  • [34] A. A. A. Setio, C. Jacobs, J. Gelderblom, and B. van Ginneken. Automatic Detection of Large Pulmonary Solid Nodules in Thoracic CT Images. Medical Physics, 42(10):5642–5653, 2015.
  • [35] A. A. A. Setio, A. Traverso, T. De Bel, M. S. Berens, C. van den Bogaard, P. Cerello, H. Chen, Q. Dou, M. E. Fantacci, B. Geurts, et al. Validation, Comparison, and Combination of Algorithms for Automatic Detection of Pulmonary Nodules in Computed Tomography Images: The LUNA16 Challenge. Medical Image Analysis, 42:1–13, 2017.
  • [36] D. Shen, G. Wu, and H.-I. Suk. Deep Learning in Medical Image Analysis. Annual Review of Biomedical Engineering, 19:221–248, 2017.
  • [37] W. Shen, M. Zhou, F. Yang, C. Yang, and J. Tian. Multi-scale Convolutional Neural Networks for Lung Nodule Classification. In Proceedings of International Conference on Information Processing in Medical Imaging, pages 588–599. Springer, 2015.

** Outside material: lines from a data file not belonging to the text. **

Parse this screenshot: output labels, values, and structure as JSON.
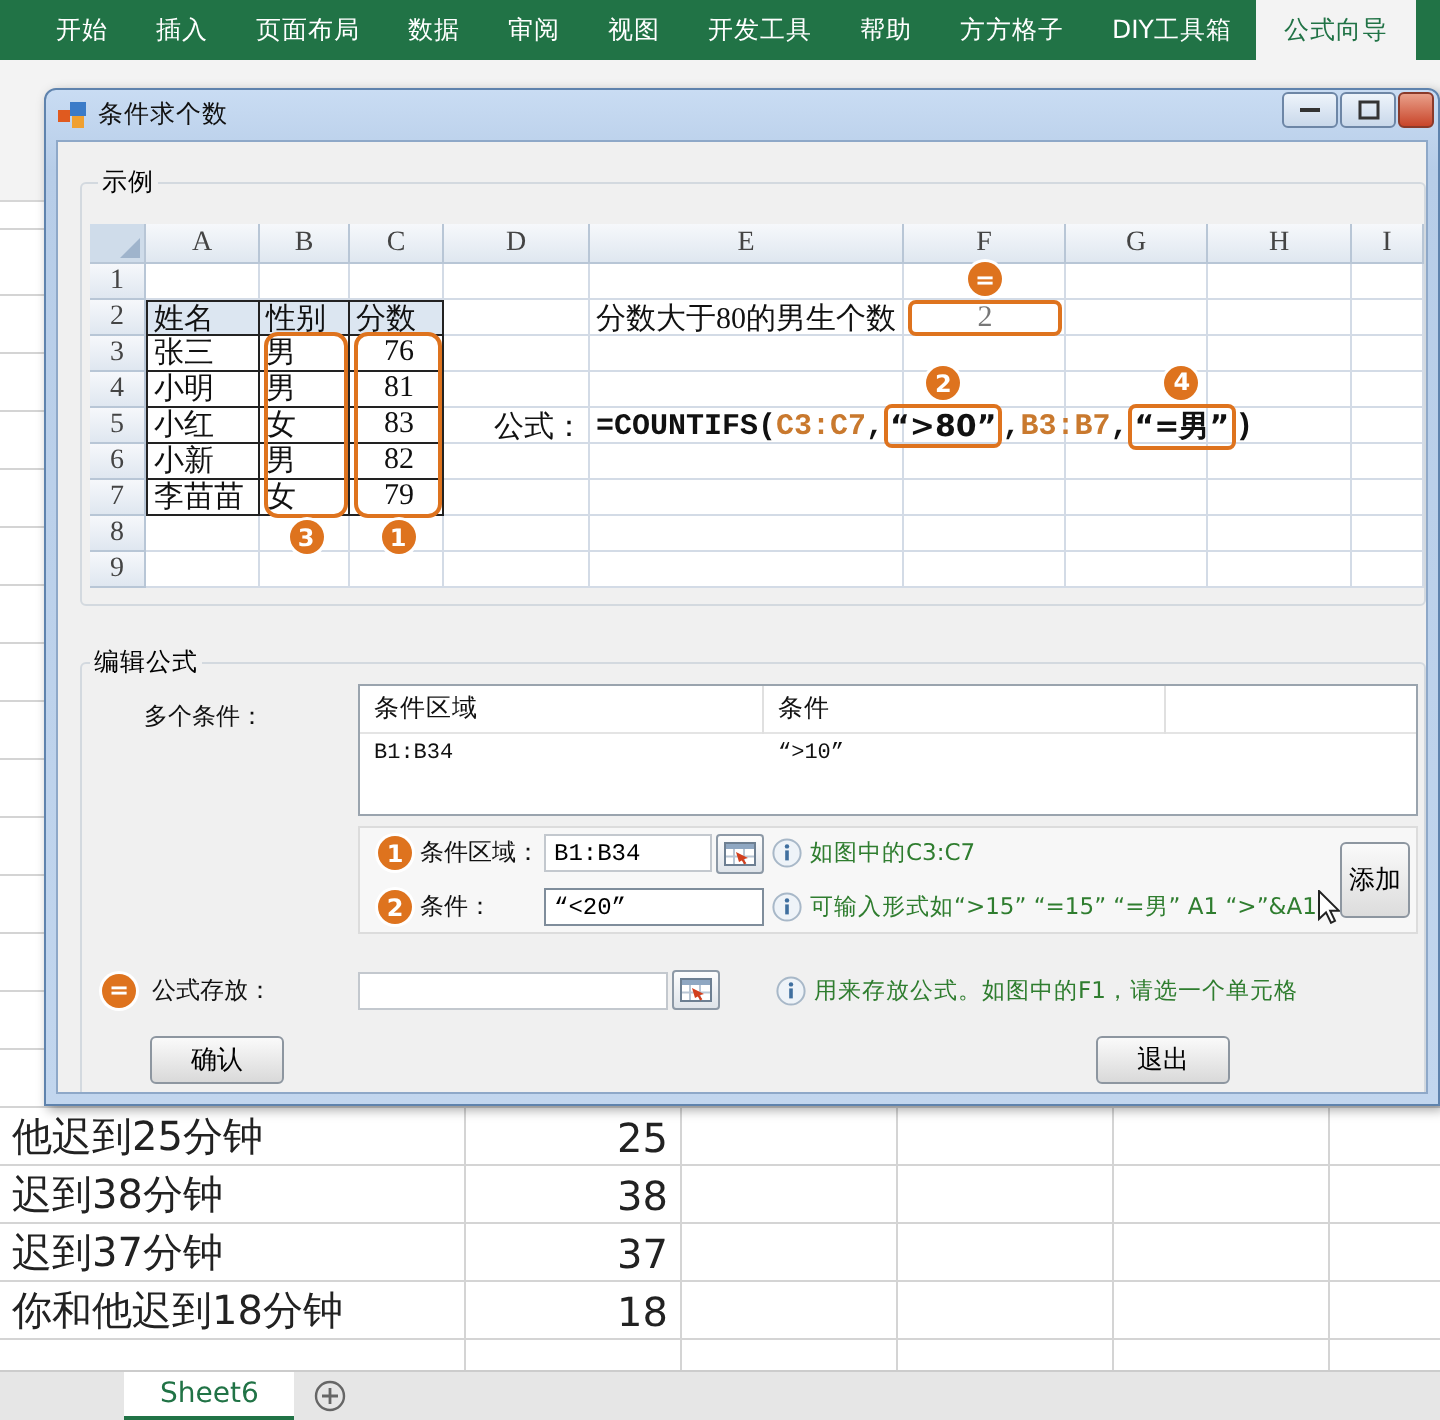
{
  "excel": {
    "ribbon_tabs": [
      {
        "label": "开始",
        "selected": false
      },
      {
        "label": "插入",
        "selected": false
      },
      {
        "label": "页面布局",
        "selected": false
      },
      {
        "label": "数据",
        "selected": false
      },
      {
        "label": "审阅",
        "selected": false
      },
      {
        "label": "视图",
        "selected": false
      },
      {
        "label": "开发工具",
        "selected": false
      },
      {
        "label": "帮助",
        "selected": false
      },
      {
        "label": "方方格子",
        "selected": false
      },
      {
        "label": "DIY工具箱",
        "selected": false
      },
      {
        "label": "公式向导",
        "selected": true
      }
    ],
    "rows": [
      {
        "col_a": "他迟到25分钟",
        "col_b": "25"
      },
      {
        "col_a": "迟到38分钟",
        "col_b": "38"
      },
      {
        "col_a": "迟到37分钟",
        "col_b": "37"
      },
      {
        "col_a": "你和他迟到18分钟",
        "col_b": "18"
      }
    ],
    "sheet_tab": "Sheet6"
  },
  "dialog": {
    "title": "条件求个数",
    "example": {
      "title": "示例",
      "columns": [
        {
          "label": "A"
        },
        {
          "label": "B",
          "bracket_badge": "3"
        },
        {
          "label": "C",
          "bracket_badge": "1"
        },
        {
          "label": "D"
        },
        {
          "label": "E"
        },
        {
          "label": "F"
        },
        {
          "label": "G"
        },
        {
          "label": "H"
        },
        {
          "label": "I"
        }
      ],
      "rows": [
        {
          "number": "1"
        },
        {
          "number": "2",
          "column_a": {
            "kind": "table_head",
            "text": "姓名"
          },
          "column_b": {
            "kind": "table_head",
            "text": "性别"
          },
          "column_c": {
            "kind": "table_head",
            "text": "分数"
          },
          "column_e": {
            "kind": "text",
            "text": "分数大于80的男生个数"
          },
          "column_f": {
            "kind": "boxed",
            "text": "2",
            "badge": "="
          }
        },
        {
          "number": "3",
          "column_a": {
            "kind": "table_text",
            "text": "张三"
          },
          "column_b": {
            "kind": "table_text",
            "text": "男"
          },
          "column_c": {
            "kind": "table_number",
            "text": "76"
          }
        },
        {
          "number": "4",
          "column_a": {
            "kind": "table_text",
            "text": "小明"
          },
          "column_b": {
            "kind": "table_text",
            "text": "男"
          },
          "column_c": {
            "kind": "table_number",
            "text": "81"
          }
        },
        {
          "number": "5",
          "column_a": {
            "kind": "table_text",
            "text": "小红"
          },
          "column_b": {
            "kind": "table_text",
            "text": "女"
          },
          "column_c": {
            "kind": "table_number",
            "text": "83"
          },
          "column_d": {
            "kind": "label",
            "text": "公式："
          },
          "column_e": {
            "kind": "formula",
            "parts": [
              {
                "kind": "plain",
                "text": "=COUNTIFS("
              },
              {
                "kind": "ref",
                "text": "C3:C7"
              },
              {
                "kind": "plain",
                "text": ","
              },
              {
                "kind": "boxed",
                "text": "“>80”",
                "badge": "2"
              },
              {
                "kind": "plain",
                "text": ","
              },
              {
                "kind": "ref",
                "text": "B3:B7"
              },
              {
                "kind": "plain",
                "text": ","
              },
              {
                "kind": "boxed",
                "text": "“=男”",
                "badge": "4"
              },
              {
                "kind": "plain",
                "text": ")"
              }
            ]
          }
        },
        {
          "number": "6",
          "column_a": {
            "kind": "table_text",
            "text": "小新"
          },
          "column_b": {
            "kind": "table_text",
            "text": "男"
          },
          "column_c": {
            "kind": "table_number",
            "text": "82"
          }
        },
        {
          "number": "7",
          "column_a": {
            "kind": "table_text",
            "text": "李苗苗"
          },
          "column_b": {
            "kind": "table_text",
            "text": "女"
          },
          "column_c": {
            "kind": "table_number",
            "text": "79"
          }
        },
        {
          "number": "8"
        },
        {
          "number": "9"
        }
      ]
    },
    "edit": {
      "title": "编辑公式",
      "conditions_label": "多个条件：",
      "list": {
        "columns": [
          "条件区域",
          "条件"
        ],
        "rows": [
          [
            "B1:B34",
            "“>10”"
          ]
        ]
      },
      "fields": [
        {
          "badge": "1",
          "label": "条件区域：",
          "value": "B1:B34",
          "picker": true,
          "hint": "如图中的C3:C7"
        },
        {
          "badge": "2",
          "label": "条件：",
          "value": "“<20”",
          "picker": false,
          "hint": "可输入形式如“>15” “=15” “=男” A1 “>”&A1"
        }
      ],
      "add_button": "添加",
      "store": {
        "badge": "=",
        "label": "公式存放：",
        "picker": true,
        "hint": "用来存放公式。如图中的F1，请选一个单元格"
      },
      "buttons": [
        "确认",
        "退出"
      ]
    }
  }
}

  • [38] W. Shen, M. Zhou, F. Yang, D. Yu, D. Dong, C. Yang, Y. Zang, and J. Tian. Multi-crop convolutional neural networks for lung nodule malignancy suspiciousness classification. Pattern Recognition, 61:663–673, 2017.
  • [39] W. Shen, M. Zhou, F. Yang, D. Yu, D. Dong, C. Yang, Y. Zang, and J. Tian. Multi-crop Convolutional Neural Networks for Lung Nodule Malignancy Suspiciousness Classification. Pattern Recognition, 61:663–673, 2017.
  • [40] H. C. Shin, H. R. Roth, M. Gao, L. Lu, Z. Xu, I. Nogues, J. Yao, D. Mollura, and R. M. Summers. Deep Convolutional Neural Networks for Computer-Aided Detection: CNN Architectures, Dataset Characteristics and Transfer Learning. IEEE Transactions on Medical Imaging, 35(5):1285–1298, 2016.
  • [41] R. L. Siegel, K. D. Miller, and A. Jemal. Cancer Statistics, 2017. CA: A Cancer Journal for Clinicians, 67(1):7–30, 1 2017.
  • [42] K. Suzuki, S. G. Armato, F. Li, S. Sone, and K. Doi. Massive Training Artificial Neural Network (MTANN) for Reduction of False Positives in Computerized Detection of Lung Nodules in Low-Dose Computed Tomography. Medical Physics, 30(7):1602–1617, 2003.
  • [43] M. Tan, R. Deklerck, B. Jansen, M. Bister, and J. Cornelis. A Novel Computer-Aided Lung Nodule Detection System for CT Images. Medical Physics, 38(10):5630–5645, 2011.
  • [44] A. Traverso, E. L. Torres, M. E. Fantacci, and P. Cerello. Computer-Aided Detection Systems to Improve Lung Cancer Early Diagnosis: State-of-the-art and Challenges. In Proceedings of Journal of Physics: Conference Series, volume 841, page 012013, 2017.
  • [45] Q. Yang and S. J. Pan. A Survey on Transfer Learning. IEEE Transactions on Knowledge and Data Engineering, 22:1345–1359, 2009.
  • [46] X. Ye, X. Lin, J. Dehmeshki, G. Slabaugh, and G. Beddoe. Shape-Based Computer-Aided Detection of Lung Nodules in Thoracic CT Images. IEEE Transactions on Biomedical Engineering, 56(7):1810–1820, 2009.
  • [47] J. Zhang, P. M. Atkinson, and M. F. Goodchild. Scale in Spatial Information and Analysis. CRC Press, Taylor and Francis, 2014.